“Being able to identify where that information is valuable in your pipeline or what information is going to be directly relatable to some of those more advanced animal studies is important,” Enright said. “There’s a lot of focus in creating these in vitro systems, which definitely has benefits especially for human assessment, but unless you’re able to benchmark how it’s actually going to truly relate to an in vivo system, it’s going to be hard to extract and interpret that data.”

Researchers said the differences in neural activity demonstrated between the in vivo neural recordings and in vitro chip-based devices could be explained by the lack of supporting brain cell types cultured on the chip, varied metabolism, cell ratios, differences in GABA levels in the brain and effects involving parts of the brain other than the prefrontal cortex, where the multi-electrode devices were implanted in the rodents.

Whereas atropine is a well-characterized anti-seizure medication, ketamine is a dissociative drug commonly used as an anesthetic that exhibits a complicated pharmacological mechanism at different dosages while also affecting multiple parts of the brain. The researchers said the next step in the research is to evaluate the same chemicals in a more complex in vitro system that incorporates additional supporting cell types, adding that the study could be used to optimize three-dimensional brain-on-a-chip devices that Lab researchers are currently developing.

“As we increase the complexity of these devices and make advances in engineering and biology, we can test the same drugs and make those comparisons,” Enright said. “This study highlights that you can get beneficial information from very simple systems, and as the community continues to work in this area, the expectation is that you’re going to get more relevant data with the increasing complexity of these systems. I think that’s really exciting.”

“There are a lot of critics who question the relevance of studies where cells are taken out of the body and isolated. They think it’s a waste of time, or it’s a trendy new thing that engineers and scientists want to build that isn’t useful,” Belle added. “This is showing that this technology is moving toward something more relevant, even in these basic, early forms of organ-on-a-chip.”

Ultimately, the researchers are working to develop an in vitro system to both provide a relevant experimental model for chemical testing while also generating relevant data to inform computational models reflecting these key differences between the in vivo and chip-based methods of neural data collection. In turn, these models could inform a predictive response for human individuals to drugs or other chemical compounds.

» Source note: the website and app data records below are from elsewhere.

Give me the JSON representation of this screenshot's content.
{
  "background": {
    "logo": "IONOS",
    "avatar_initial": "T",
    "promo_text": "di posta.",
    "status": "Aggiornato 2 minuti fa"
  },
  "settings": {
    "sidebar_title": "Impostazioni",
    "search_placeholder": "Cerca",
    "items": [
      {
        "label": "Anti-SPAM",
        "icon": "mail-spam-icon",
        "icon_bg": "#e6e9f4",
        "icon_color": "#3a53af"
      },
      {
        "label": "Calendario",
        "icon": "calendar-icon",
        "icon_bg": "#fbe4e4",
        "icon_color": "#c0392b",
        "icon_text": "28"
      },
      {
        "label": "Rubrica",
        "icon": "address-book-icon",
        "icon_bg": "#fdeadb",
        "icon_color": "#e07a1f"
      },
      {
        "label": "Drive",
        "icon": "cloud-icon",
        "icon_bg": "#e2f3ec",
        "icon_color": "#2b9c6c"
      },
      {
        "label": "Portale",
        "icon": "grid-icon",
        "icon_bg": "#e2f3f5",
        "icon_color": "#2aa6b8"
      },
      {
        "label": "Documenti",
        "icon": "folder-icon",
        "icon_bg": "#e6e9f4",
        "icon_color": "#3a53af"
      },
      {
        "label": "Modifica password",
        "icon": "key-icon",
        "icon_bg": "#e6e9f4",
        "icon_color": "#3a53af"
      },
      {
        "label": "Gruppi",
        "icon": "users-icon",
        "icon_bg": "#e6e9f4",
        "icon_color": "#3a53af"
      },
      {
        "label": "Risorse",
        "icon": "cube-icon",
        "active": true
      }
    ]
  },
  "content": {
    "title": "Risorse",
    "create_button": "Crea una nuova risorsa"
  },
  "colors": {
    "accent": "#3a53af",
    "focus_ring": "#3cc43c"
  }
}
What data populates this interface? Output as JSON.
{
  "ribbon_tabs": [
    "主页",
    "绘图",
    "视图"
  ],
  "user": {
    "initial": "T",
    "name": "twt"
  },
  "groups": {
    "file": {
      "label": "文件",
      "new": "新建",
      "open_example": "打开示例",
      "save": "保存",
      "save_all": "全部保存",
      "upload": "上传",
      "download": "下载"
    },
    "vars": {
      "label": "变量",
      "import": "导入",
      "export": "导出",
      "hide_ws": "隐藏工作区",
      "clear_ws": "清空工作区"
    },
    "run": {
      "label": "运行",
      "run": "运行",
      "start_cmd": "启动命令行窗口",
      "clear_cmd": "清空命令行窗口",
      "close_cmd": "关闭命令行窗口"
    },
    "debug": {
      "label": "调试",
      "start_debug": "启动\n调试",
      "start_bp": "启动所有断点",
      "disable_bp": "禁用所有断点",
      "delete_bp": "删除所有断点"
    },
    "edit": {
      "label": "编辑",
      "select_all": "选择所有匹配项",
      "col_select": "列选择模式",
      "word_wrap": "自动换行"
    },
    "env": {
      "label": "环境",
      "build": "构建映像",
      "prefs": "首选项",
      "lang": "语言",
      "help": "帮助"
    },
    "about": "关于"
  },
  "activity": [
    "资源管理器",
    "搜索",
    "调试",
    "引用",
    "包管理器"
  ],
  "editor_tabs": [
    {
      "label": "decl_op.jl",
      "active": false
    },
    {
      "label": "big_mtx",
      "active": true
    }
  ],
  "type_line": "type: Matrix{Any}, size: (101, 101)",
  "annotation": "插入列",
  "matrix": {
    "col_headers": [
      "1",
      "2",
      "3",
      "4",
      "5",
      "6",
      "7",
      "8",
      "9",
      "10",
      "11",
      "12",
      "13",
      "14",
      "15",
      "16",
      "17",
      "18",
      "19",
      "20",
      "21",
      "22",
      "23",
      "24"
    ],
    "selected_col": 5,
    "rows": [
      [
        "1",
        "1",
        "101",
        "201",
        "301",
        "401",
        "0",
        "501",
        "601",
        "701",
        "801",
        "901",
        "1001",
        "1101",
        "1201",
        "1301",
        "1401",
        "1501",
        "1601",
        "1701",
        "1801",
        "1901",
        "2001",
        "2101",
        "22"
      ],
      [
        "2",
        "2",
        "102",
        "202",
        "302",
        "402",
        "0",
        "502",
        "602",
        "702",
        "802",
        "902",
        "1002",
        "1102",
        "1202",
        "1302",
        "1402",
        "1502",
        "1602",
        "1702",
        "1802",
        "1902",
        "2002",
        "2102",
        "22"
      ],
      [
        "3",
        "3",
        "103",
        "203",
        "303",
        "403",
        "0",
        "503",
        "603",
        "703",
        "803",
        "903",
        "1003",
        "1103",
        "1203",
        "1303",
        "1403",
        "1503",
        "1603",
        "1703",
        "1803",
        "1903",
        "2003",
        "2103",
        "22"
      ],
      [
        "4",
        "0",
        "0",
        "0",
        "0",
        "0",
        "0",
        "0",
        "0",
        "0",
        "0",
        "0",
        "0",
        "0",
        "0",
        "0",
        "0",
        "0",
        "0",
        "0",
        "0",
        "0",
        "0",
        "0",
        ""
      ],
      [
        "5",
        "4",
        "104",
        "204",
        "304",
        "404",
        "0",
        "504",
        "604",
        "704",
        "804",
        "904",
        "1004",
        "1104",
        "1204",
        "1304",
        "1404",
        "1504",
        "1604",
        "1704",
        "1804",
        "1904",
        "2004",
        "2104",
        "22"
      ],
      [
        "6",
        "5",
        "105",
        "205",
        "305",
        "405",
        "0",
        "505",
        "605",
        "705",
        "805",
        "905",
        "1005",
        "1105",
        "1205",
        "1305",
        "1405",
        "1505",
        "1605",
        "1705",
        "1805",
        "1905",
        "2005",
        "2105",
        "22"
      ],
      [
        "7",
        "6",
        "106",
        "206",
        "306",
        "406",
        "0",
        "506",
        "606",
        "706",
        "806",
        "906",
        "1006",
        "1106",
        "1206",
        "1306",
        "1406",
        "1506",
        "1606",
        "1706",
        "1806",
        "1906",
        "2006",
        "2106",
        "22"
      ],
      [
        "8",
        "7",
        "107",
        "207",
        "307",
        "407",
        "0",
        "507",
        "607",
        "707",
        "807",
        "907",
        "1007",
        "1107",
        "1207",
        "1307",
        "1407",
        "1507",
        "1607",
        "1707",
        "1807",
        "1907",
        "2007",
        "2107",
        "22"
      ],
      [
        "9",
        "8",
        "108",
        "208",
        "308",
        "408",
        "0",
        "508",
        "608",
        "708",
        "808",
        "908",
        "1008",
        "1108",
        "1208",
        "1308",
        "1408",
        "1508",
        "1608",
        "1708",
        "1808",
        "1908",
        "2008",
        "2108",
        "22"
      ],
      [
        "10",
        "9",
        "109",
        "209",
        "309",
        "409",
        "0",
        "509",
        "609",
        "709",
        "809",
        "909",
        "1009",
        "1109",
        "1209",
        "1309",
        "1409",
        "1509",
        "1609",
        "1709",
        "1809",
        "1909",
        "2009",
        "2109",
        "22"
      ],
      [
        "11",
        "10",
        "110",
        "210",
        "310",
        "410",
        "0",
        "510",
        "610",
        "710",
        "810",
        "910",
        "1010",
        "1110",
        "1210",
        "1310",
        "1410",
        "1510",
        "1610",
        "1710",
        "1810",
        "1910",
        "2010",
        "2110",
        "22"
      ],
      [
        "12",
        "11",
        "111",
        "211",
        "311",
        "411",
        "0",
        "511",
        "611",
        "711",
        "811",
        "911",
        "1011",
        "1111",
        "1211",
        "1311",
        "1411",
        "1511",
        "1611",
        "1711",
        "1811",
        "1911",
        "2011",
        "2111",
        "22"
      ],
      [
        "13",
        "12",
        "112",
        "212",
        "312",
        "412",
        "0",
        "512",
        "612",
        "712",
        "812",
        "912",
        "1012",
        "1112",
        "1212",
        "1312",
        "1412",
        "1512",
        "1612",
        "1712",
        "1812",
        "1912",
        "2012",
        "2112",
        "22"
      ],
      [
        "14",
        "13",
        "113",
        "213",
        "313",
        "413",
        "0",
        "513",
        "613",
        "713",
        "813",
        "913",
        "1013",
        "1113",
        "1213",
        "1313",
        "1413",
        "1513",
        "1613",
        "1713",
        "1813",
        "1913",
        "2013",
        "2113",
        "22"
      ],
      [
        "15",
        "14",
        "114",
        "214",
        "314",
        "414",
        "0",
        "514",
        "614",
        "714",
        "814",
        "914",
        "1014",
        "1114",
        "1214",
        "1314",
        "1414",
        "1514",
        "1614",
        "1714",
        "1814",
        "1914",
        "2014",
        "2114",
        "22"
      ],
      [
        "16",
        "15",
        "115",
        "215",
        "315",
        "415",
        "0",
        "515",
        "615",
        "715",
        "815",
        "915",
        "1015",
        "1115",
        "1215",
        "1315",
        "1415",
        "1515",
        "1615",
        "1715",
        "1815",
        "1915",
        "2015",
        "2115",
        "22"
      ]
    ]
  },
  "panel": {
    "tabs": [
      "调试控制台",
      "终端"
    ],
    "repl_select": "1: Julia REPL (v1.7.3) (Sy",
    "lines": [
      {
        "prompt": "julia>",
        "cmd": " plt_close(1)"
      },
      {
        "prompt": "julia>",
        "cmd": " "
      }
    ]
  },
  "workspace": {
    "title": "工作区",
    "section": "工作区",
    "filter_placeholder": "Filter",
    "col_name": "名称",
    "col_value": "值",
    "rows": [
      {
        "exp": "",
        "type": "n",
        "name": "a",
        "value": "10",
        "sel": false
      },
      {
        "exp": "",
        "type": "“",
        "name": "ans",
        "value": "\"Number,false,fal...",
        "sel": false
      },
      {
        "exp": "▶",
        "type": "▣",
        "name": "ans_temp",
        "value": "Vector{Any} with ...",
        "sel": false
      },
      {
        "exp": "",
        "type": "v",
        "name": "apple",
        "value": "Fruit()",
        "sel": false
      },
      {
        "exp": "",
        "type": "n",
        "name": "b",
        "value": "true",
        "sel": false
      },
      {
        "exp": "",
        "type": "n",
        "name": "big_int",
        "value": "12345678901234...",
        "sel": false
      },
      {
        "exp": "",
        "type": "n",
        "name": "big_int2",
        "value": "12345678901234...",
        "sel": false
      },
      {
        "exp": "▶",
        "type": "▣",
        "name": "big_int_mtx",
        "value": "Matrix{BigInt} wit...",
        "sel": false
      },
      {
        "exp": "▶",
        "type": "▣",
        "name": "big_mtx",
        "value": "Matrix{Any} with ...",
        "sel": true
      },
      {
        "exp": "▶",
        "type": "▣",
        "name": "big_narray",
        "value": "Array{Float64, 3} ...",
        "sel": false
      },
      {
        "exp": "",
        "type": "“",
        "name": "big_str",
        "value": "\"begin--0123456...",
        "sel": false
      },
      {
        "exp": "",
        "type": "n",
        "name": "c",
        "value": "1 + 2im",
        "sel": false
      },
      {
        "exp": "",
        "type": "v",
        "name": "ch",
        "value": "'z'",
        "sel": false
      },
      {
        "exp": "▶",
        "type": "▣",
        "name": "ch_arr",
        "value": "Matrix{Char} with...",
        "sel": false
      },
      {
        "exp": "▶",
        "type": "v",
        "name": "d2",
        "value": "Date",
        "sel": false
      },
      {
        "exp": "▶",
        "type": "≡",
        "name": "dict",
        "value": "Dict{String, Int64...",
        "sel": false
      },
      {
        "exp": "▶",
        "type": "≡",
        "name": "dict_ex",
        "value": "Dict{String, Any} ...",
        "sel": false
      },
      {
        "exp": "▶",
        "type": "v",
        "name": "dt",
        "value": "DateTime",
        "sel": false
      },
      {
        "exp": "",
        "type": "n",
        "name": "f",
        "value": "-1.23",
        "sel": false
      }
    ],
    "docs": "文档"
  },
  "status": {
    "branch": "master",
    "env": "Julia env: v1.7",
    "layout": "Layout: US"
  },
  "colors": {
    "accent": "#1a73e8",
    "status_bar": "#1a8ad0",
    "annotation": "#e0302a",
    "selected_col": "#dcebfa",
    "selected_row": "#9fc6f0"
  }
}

Other LLNL scientists and engineers who contributed to the paper were Kris Kulp, Nick Fischer, Ana Paula Sales, Joanne Osburn, Edward Kuhn and Elizabeth Wheeler.

The Laboratory Directed Research and Development (LDRD) program funded the study.